_Aim of the task_
The whole listing should be given back without any alteration.

_Dataset extract_
>>>
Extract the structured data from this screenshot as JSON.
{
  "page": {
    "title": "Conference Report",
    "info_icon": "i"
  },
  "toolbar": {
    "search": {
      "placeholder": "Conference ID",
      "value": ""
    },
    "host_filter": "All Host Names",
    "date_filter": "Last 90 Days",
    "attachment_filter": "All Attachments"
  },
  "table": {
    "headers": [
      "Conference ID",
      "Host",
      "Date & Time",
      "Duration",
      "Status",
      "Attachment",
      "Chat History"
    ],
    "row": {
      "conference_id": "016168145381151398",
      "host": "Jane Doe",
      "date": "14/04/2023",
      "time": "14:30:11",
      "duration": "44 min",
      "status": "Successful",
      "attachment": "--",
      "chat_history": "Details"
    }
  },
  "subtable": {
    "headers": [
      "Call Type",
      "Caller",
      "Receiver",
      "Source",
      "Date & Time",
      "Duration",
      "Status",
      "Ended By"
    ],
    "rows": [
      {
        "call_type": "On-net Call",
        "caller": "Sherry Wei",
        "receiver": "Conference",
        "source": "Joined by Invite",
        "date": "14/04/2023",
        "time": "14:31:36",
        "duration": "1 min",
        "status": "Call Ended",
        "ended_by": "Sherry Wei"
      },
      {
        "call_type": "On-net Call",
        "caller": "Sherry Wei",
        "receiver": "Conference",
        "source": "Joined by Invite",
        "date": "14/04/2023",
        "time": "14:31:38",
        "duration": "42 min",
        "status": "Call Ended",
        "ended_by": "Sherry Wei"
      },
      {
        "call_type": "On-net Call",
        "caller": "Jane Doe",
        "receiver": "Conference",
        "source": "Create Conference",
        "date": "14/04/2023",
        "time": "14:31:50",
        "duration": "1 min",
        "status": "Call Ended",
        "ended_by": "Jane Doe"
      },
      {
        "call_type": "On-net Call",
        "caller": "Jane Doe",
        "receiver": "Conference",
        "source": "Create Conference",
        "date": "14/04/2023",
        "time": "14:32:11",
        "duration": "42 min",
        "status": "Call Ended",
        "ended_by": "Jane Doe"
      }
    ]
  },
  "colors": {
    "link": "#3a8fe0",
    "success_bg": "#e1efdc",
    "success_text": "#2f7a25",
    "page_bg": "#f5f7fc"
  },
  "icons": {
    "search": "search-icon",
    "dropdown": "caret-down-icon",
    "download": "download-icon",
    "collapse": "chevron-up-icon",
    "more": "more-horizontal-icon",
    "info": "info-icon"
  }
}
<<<
_Result below_
Extract the structured data from this screenshot as JSON.
{
  "page": {
    "title": "Conference Report",
    "info_icon": "i"
  },
  "toolbar": {
    "search": {
      "placeholder": "Conference ID",
      "value": ""
    },
    "host_filter": "All Host Names",
    "date_filter": "Last 90 Days",
    "attachment_filter": "All Attachments"
  },
  "table": {
    "headers": [
      "Conference ID",
      "Host",
      "Date & Time",
      "Duration",
      "Status",
      "Attachment",
      "Chat History"
    ],
    "row": {
      "conference_id": "016168145381151398",
      "host": "Jane Doe",
      "date": "14/04/2023",
      "time": "14:30:11",
      "duration": "44 min",
      "status": "Successful",
      "attachment": "--",
      "chat_history": "Details"
    }
  },
  "subtable": {
    "headers": [
      "Call Type",
      "Caller",
      "Receiver",
      "Source",
      "Date & Time",
      "Duration",
      "Status",
      "Ended By"
    ],
    "rows": [
      {
        "call_type": "On-net Call",
        "caller": "Sherry Wei",
        "receiver": "Conference",
        "source": "Joined by Invite",
        "date": "14/04/2023",
        "time": "14:31:36",
        "duration": "1 min",
        "status": "Call Ended",
        "ended_by": "Sherry Wei"
      },
      {
        "call_type": "On-net Call",
        "caller": "Sherry Wei",
        "receiver": "Conference",
        "source": "Joined by Invite",
        "date": "14/04/2023",
        "time": "14:31:38",
        "duration": "42 min",
        "status": "Call Ended",
        "ended_by": "Sherry Wei"
      },
      {
        "call_type": "On-net Call",
        "caller": "Jane Doe",
        "receiver": "Conference",
        "source": "Create Conference",
        "date": "14/04/2023",
        "time": "14:31:50",
        "duration": "1 min",
        "status": "Call Ended",
        "ended_by": "Jane Doe"
      },
      {
        "call_type": "On-net Call",
        "caller": "Jane Doe",
        "receiver": "Conference",
        "source": "Create Conference",
        "date": "14/04/2023",
        "time": "14:32:11",
        "duration": "42 min",
        "status": "Call Ended",
        "ended_by": "Jane Doe"
      }
    ]
  },
  "colors": {
    "link": "#3a8fe0",
    "success_bg": "#e1efdc",
    "success_text": "#2f7a25",
    "page_bg": "#f5f7fc"
  },
  "icons": {
    "search": "search-icon",
    "dropdown": "caret-down-icon",
    "download": "download-icon",
    "collapse": "chevron-up-icon",
    "more": "more-horizontal-icon",
    "info": "info-icon"
  }
}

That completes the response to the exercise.